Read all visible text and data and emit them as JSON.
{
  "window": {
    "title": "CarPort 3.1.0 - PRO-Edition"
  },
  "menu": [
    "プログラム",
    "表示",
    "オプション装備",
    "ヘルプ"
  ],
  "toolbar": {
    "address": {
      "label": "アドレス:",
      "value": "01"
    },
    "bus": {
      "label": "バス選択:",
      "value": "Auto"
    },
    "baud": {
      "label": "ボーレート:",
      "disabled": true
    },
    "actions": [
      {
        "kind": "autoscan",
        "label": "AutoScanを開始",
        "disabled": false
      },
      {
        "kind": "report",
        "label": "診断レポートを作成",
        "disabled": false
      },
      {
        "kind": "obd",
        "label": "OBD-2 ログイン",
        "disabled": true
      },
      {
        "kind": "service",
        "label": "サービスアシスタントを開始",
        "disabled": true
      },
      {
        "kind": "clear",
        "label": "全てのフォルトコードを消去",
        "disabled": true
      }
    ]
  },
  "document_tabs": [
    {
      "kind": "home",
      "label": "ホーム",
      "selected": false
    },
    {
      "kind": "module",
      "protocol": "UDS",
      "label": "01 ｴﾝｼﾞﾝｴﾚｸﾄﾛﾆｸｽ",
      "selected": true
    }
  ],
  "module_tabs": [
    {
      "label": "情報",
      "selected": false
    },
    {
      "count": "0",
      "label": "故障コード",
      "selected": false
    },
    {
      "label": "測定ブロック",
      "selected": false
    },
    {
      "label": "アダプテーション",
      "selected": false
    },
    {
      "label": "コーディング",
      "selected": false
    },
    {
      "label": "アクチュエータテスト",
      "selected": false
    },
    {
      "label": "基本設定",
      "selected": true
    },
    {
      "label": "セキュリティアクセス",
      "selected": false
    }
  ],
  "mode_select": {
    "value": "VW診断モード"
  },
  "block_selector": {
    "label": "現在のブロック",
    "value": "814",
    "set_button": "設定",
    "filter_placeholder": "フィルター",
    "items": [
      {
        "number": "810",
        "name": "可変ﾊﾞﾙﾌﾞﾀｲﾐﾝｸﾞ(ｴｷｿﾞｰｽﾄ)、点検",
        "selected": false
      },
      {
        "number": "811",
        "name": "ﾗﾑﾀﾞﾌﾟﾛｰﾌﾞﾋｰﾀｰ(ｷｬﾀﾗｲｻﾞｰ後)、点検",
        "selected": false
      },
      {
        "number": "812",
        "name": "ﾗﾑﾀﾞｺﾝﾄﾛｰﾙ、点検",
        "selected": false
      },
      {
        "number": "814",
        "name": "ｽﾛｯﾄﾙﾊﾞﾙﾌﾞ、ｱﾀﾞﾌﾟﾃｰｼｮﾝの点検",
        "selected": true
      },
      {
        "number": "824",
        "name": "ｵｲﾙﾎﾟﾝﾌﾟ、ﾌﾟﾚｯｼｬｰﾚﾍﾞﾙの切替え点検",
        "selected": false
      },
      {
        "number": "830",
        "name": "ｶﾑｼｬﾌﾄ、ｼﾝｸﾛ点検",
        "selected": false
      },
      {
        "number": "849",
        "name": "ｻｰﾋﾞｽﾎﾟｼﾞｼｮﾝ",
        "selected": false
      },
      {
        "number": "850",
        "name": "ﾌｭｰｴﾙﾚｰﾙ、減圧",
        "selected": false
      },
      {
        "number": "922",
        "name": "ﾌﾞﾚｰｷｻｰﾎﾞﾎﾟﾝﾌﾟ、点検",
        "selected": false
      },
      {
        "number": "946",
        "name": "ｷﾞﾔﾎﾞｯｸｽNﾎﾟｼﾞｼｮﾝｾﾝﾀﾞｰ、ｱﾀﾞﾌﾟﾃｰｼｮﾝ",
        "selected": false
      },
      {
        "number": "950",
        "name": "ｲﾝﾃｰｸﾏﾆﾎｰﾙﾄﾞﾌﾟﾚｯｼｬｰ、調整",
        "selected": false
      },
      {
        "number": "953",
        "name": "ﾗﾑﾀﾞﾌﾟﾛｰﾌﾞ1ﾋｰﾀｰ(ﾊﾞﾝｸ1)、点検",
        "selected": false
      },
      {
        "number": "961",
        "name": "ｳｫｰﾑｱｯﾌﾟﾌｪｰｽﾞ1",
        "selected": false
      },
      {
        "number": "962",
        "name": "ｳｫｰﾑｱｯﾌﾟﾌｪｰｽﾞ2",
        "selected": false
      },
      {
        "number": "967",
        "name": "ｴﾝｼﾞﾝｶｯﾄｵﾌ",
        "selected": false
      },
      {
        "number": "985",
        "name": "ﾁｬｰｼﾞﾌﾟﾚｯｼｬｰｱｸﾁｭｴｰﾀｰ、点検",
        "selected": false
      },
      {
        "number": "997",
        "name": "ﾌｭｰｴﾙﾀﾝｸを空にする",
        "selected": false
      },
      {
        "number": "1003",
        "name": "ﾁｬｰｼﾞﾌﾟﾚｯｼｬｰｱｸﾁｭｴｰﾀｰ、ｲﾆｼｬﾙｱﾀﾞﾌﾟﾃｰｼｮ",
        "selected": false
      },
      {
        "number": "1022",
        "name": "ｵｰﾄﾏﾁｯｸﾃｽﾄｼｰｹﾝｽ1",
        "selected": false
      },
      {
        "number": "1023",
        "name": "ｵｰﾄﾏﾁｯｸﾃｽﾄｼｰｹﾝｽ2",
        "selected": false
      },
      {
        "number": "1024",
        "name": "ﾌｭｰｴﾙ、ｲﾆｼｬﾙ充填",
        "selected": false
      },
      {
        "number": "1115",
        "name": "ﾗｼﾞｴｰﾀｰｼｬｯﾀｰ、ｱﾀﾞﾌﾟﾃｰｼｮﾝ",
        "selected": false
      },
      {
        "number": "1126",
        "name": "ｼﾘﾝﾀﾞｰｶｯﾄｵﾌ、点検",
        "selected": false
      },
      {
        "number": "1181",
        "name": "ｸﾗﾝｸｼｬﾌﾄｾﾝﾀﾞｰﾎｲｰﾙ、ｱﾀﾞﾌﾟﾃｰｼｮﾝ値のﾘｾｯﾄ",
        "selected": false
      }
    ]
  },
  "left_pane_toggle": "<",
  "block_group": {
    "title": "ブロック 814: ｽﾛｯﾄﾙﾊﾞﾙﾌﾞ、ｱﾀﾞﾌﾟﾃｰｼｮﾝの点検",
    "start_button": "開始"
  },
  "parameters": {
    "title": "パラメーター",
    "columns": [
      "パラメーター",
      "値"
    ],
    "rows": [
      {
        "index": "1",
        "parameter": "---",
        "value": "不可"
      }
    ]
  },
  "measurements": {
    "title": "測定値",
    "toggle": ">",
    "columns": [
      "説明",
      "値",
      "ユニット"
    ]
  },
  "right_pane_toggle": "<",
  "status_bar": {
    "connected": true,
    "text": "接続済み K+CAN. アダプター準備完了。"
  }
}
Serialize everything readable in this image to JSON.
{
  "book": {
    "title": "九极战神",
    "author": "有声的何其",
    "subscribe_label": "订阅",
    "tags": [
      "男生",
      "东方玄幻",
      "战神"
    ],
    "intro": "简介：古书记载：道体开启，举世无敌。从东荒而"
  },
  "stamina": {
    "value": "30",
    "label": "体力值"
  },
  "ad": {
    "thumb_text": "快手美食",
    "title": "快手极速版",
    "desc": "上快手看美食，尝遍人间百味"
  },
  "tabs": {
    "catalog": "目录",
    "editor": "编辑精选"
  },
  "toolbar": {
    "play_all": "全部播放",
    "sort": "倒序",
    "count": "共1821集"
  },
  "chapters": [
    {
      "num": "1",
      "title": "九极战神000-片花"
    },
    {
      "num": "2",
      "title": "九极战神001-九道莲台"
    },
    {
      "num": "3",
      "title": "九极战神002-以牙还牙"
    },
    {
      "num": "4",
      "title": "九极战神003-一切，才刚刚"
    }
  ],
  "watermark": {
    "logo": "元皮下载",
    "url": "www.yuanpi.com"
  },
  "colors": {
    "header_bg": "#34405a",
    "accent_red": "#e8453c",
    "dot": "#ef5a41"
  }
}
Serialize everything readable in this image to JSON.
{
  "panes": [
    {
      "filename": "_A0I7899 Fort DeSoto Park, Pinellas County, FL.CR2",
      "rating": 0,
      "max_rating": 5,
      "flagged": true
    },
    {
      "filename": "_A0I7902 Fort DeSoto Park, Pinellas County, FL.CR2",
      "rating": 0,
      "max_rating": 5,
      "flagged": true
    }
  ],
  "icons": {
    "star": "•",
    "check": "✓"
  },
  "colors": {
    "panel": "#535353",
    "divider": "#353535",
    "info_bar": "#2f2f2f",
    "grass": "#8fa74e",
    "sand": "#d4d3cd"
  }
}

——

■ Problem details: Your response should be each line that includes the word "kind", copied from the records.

■ Solution below:
        "kind": "autoscan",
        "kind": "report",
        "kind": "obd",
        "kind": "service",
        "kind": "clear",
      "kind": "home",
      "kind": "module",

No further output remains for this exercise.